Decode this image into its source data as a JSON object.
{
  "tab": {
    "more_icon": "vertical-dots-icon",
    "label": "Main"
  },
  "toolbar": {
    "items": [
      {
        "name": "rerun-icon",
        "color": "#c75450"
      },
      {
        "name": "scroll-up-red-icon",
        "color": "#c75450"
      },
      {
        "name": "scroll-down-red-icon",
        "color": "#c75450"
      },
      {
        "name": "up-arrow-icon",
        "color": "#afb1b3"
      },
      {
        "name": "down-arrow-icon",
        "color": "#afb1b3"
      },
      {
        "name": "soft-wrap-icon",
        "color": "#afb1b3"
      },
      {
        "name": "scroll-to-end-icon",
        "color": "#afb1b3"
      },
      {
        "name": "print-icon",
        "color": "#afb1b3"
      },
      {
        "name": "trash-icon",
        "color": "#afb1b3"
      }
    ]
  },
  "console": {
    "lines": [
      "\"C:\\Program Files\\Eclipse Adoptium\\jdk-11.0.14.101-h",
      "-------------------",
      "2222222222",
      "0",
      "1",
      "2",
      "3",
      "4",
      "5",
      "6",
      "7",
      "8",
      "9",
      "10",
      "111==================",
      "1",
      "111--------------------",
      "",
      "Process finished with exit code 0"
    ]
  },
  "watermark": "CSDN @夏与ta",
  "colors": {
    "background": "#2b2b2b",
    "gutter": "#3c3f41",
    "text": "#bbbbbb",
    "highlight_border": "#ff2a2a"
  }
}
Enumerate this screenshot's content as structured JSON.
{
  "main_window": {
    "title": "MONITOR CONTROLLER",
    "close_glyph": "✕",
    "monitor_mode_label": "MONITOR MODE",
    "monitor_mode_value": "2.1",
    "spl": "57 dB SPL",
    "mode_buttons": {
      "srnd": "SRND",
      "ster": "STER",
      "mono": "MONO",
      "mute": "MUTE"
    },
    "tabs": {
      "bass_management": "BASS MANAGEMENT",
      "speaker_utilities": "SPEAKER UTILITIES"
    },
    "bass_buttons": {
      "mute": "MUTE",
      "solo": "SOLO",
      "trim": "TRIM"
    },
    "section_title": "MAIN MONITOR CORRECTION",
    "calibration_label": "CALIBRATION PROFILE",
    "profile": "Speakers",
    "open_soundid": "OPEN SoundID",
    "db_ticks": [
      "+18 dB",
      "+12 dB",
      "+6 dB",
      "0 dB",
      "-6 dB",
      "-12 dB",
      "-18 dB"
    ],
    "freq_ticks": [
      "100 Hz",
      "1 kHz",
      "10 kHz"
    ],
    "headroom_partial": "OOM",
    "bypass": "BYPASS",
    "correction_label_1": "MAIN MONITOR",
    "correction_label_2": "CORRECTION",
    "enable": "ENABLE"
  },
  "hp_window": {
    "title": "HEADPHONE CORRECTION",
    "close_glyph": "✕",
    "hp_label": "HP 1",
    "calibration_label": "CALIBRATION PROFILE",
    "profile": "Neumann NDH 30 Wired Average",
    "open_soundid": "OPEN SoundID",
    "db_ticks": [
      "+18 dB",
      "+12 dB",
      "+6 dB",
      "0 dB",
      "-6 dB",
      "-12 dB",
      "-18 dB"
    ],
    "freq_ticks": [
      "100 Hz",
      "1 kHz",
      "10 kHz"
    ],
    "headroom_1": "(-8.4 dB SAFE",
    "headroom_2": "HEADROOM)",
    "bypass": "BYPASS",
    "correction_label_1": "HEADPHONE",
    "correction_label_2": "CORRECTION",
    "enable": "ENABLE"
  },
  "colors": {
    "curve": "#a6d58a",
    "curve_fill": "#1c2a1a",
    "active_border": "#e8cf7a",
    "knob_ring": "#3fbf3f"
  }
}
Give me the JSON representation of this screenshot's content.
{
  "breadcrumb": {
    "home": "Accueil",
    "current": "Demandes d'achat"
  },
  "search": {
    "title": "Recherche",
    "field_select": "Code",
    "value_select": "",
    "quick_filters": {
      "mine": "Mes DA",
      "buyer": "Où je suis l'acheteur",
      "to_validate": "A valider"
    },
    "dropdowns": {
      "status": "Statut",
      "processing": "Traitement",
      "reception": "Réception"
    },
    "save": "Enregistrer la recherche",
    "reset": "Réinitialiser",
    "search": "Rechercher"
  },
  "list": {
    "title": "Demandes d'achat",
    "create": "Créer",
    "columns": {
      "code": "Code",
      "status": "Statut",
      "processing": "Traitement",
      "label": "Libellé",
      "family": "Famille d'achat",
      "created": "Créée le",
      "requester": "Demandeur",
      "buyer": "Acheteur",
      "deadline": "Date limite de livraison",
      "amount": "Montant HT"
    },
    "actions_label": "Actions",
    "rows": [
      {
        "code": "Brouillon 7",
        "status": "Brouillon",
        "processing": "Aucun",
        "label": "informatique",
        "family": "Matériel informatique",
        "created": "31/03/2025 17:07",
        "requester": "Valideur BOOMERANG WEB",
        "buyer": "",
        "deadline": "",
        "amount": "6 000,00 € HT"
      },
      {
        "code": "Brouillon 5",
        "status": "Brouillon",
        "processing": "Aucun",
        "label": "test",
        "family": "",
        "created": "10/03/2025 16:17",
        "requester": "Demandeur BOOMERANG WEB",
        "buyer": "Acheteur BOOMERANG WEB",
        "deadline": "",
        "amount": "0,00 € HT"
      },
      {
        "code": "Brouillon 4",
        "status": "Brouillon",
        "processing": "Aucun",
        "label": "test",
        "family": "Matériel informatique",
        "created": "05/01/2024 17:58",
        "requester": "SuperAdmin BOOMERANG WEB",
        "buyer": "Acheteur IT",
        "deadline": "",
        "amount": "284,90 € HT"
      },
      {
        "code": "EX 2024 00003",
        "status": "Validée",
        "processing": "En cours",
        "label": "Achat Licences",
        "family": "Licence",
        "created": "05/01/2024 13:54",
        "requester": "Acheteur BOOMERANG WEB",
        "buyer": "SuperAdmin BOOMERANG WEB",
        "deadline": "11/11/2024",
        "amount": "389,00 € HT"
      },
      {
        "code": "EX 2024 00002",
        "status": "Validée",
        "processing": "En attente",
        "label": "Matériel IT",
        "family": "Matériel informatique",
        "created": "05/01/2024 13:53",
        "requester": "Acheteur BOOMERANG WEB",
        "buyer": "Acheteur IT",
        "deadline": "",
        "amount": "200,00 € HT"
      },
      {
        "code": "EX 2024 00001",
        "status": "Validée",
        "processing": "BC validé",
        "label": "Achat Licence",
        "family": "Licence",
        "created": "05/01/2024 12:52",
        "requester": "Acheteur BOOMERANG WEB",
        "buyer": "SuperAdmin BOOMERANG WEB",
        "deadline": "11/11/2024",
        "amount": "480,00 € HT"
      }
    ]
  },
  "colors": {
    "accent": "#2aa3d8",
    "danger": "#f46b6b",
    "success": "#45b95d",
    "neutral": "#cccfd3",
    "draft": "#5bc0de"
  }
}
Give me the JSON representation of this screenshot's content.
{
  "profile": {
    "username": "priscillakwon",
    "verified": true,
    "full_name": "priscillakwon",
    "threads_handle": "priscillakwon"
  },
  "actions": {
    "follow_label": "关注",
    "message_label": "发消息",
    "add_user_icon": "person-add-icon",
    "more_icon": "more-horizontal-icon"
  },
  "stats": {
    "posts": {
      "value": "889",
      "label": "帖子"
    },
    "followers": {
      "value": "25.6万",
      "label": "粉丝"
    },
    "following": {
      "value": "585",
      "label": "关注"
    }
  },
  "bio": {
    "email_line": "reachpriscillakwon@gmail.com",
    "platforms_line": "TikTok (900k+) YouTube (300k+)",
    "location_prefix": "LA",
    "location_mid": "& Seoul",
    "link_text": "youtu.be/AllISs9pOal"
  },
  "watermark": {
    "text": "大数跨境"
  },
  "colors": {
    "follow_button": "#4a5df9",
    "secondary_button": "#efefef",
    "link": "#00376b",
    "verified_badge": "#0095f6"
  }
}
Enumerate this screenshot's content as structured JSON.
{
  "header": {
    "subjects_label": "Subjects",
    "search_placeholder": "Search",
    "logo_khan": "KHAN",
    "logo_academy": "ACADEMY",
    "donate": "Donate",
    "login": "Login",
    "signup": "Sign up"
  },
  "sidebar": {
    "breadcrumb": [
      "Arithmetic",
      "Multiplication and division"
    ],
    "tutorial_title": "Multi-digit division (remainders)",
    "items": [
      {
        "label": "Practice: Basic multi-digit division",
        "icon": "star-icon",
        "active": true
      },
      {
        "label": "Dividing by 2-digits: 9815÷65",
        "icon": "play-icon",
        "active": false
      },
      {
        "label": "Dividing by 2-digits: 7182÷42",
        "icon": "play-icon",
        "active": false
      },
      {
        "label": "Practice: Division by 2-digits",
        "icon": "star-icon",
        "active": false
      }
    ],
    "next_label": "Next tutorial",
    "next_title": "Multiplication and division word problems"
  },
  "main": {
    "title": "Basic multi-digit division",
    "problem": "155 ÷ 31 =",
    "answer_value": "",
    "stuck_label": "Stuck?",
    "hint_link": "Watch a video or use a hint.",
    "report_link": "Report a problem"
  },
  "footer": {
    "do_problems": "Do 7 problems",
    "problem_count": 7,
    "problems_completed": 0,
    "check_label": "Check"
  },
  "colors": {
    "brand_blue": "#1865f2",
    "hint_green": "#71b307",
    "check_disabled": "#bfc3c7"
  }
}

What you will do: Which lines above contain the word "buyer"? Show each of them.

Solution:
      "buyer": "Où je suis l'acheteur",
      "buyer": "Acheteur",
        "buyer": "",
        "buyer": "Acheteur BOOMERANG WEB",
        "buyer": "Acheteur IT",
        "buyer": "SuperAdmin BOOMERANG WEB",
        "buyer": "Acheteur IT",
        "buyer": "SuperAdmin BOOMERANG WEB",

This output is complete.